The spinning apparatus ofLinyphia triangularis, adult females and males, was studied with the scanning electron microscope and the main anatomical and histochemical characteristics of the silk glands, including the epigastric apparatus of males, are presented. The epigastric glands seem to be important for the construction of sperm webs. A detailed account of the use of the different kinds of silk in web building is given.
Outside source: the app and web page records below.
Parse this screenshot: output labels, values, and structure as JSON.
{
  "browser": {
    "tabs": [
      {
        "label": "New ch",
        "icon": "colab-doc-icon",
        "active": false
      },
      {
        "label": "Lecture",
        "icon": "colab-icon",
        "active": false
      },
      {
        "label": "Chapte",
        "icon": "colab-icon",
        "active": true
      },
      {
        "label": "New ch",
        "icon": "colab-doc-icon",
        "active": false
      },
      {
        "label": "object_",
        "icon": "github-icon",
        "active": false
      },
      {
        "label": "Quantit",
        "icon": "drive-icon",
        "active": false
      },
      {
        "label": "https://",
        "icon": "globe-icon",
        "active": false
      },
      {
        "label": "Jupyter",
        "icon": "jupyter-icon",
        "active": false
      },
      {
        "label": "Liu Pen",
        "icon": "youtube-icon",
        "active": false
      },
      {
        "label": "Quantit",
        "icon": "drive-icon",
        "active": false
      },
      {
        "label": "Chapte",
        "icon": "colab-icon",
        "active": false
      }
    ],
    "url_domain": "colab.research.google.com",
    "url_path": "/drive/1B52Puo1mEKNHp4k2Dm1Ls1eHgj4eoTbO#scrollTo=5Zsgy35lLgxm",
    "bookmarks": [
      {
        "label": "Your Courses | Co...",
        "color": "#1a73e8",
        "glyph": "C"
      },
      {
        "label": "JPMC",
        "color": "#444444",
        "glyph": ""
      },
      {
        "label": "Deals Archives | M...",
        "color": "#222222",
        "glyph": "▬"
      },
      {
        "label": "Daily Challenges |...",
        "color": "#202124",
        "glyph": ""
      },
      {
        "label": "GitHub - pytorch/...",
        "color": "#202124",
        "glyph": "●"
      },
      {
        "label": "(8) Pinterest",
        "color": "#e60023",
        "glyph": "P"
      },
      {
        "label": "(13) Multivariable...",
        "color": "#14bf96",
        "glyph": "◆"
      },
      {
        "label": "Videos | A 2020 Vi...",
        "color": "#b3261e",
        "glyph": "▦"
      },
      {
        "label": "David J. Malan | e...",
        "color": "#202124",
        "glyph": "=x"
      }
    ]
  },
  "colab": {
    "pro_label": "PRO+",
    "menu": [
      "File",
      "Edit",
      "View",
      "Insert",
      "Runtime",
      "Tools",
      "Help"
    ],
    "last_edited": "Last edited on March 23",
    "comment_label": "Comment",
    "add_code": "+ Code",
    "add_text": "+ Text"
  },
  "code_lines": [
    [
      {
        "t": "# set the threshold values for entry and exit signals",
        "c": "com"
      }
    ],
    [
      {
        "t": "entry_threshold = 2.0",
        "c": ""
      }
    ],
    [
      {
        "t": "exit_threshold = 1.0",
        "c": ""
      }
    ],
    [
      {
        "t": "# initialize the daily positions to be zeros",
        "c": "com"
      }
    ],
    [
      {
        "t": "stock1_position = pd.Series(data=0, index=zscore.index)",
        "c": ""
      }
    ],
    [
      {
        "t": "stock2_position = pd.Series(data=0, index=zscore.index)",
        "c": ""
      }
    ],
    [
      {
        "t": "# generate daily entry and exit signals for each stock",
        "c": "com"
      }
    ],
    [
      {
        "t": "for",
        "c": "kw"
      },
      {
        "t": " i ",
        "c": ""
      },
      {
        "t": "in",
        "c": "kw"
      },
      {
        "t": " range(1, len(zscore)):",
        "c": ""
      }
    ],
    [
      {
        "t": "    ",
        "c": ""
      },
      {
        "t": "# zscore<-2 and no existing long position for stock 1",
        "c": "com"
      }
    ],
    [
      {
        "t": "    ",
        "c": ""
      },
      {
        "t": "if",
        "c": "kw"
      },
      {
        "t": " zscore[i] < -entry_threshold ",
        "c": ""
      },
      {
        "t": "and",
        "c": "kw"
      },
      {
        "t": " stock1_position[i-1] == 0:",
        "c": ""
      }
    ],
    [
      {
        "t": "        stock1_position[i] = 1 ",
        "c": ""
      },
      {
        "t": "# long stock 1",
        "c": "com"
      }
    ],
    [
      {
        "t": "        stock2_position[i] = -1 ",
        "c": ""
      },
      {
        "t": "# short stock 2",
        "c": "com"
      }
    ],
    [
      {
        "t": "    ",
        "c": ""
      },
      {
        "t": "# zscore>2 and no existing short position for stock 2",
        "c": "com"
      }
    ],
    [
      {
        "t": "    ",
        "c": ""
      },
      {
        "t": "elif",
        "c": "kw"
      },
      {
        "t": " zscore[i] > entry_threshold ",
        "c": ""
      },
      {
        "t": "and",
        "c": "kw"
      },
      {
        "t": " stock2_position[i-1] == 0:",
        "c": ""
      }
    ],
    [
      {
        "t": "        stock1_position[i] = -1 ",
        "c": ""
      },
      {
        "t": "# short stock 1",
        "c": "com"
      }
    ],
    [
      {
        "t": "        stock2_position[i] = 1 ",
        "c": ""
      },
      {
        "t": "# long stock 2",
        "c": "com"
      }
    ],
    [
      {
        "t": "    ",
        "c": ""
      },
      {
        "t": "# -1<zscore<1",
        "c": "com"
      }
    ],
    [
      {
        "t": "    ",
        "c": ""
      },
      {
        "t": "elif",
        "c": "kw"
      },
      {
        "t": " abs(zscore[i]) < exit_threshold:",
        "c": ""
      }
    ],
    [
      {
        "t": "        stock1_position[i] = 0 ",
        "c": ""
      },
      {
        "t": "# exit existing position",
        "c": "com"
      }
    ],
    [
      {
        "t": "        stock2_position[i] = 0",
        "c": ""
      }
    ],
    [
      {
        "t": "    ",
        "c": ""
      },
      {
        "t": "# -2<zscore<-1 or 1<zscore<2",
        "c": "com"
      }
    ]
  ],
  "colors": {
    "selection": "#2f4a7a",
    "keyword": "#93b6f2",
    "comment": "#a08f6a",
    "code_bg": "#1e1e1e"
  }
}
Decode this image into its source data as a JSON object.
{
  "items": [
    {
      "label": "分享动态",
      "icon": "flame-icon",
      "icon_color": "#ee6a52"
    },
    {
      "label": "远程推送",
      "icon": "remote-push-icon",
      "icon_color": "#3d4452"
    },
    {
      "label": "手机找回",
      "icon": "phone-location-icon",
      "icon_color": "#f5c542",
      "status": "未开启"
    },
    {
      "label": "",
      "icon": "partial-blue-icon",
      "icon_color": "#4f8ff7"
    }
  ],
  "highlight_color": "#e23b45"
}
The spinning apparatus ofLinyphia closely corresponds to the araneid pattern. Characteristic of linyphiid spiders is the poor development of the aciniform glands. Corresponding to the minor importance of capture threads forLinyphia, the triads (aggregate and flagelliform glands) are less developed than in Araneidae.Linyphia make much less use of the secretions of the piriform glands for connecting threads than Araneidae. Capture threads adhere to other threads by their own glue; other threads seem mostly to be bound to one another by the secretion of the minor ampullate glands whose chemical properties, inLinyphia, appear especially adapted to this function. Neither the anatomical and histochemical data concerning the spinning apparatus nor the structure of the webs provide any indication of close relationships between Linyphiidae and Agelenidae, as was recently claimed.